Late in the evening, on February 22, the Wisconsin Legislature turned back the clock gutting key provisions of Wisconsin's Equal Pay Enforcement Act (Act 20).
Rep. Chris Taylor (D-Madison), a long time women's rights advocate lamented: "It's like we're going back to 1912. We are fighting the same fight our mothers fought, just to be treated equally."

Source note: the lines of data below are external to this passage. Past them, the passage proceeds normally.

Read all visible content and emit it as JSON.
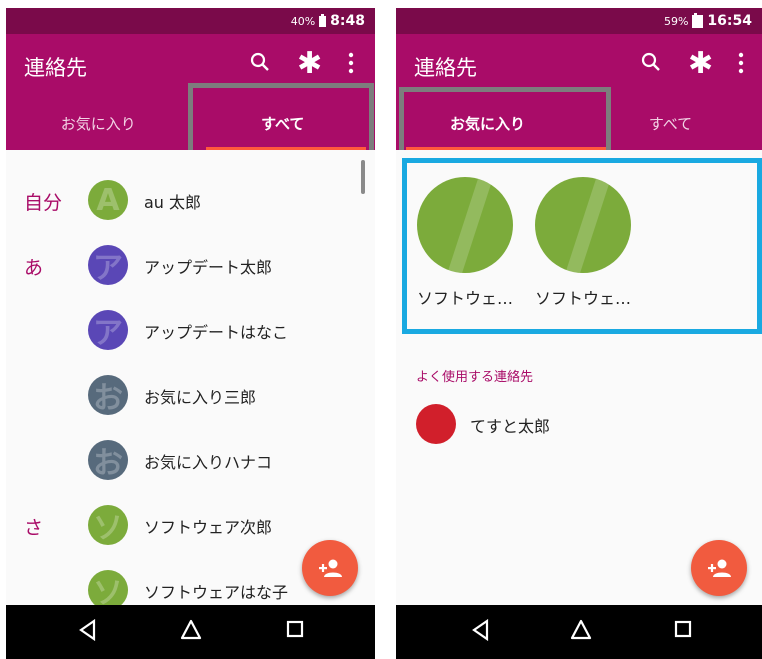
{
  "left_screen": {
    "status": {
      "battery": "40%",
      "time": "8:48"
    },
    "app_title": "連絡先",
    "tabs": [
      {
        "label": "お気に入り",
        "active": false
      },
      {
        "label": "すべて",
        "active": true
      }
    ],
    "contacts": [
      {
        "section": "自分",
        "name": "au 太郎",
        "avatar_color": "#7cab3b",
        "avatar_glyph": "A"
      },
      {
        "section": "あ",
        "name": "アップデート太郎",
        "avatar_color": "#5a47b6",
        "avatar_glyph": "ア"
      },
      {
        "section": "",
        "name": "アップデートはなこ",
        "avatar_color": "#5a47b6",
        "avatar_glyph": "ア"
      },
      {
        "section": "",
        "name": "お気に入り三郎",
        "avatar_color": "#576a7c",
        "avatar_glyph": "お"
      },
      {
        "section": "",
        "name": "お気に入りハナコ",
        "avatar_color": "#576a7c",
        "avatar_glyph": "お"
      },
      {
        "section": "さ",
        "name": "ソフトウェア次郎",
        "avatar_color": "#7cab3b",
        "avatar_glyph": "ソ"
      },
      {
        "section": "",
        "name": "ソフトウェアはな子",
        "avatar_color": "#7cab3b",
        "avatar_glyph": "ソ"
      }
    ]
  },
  "right_screen": {
    "status": {
      "battery": "59%",
      "time": "16:54"
    },
    "app_title": "連絡先",
    "tabs": [
      {
        "label": "お気に入り",
        "active": true
      },
      {
        "label": "すべて",
        "active": false
      }
    ],
    "favorites": [
      {
        "name": "ソフトウェ…",
        "avatar_color": "#7cab3b"
      },
      {
        "name": "ソフトウェ…",
        "avatar_color": "#7cab3b"
      }
    ],
    "frequent_heading": "よく使用する連絡先",
    "frequent": [
      {
        "name": "てすと太郎",
        "avatar_color": "#d11f2b"
      }
    ]
  },
  "colors": {
    "appbar": "#a90c68",
    "statusbar": "#7a0a4a",
    "fab": "#f15b3f",
    "highlight_gray": "#7d7d7d",
    "highlight_blue": "#19a9e1"
  },
  "icons": {
    "search": "search-icon",
    "asterisk": "asterisk-icon",
    "menu": "overflow-menu-icon",
    "fab": "add-contact-icon",
    "back": "back-icon",
    "home": "home-icon",
    "recents": "recents-icon"
  }
}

Senate Bill 202, authored by Senator Glenn Grothman (R-West Bend), passed on a party line vote. According to the Wisconsin Alliance for Women's Health, Act 20 sought "to secure equal pay for the thousands of working families who are denied fair pay due to wage discrimination based on race and gender." Specifically, the act was intended to deter employers from discriminating by opening an avenue to bring discrimination cases in state court with stiff penalties. Previously, victims were required to pursue lengthy administrative remedies through a state agency. SB 202 removed the compensatory and punitive damages for violations of Act 20, leaving it a toothless tiger.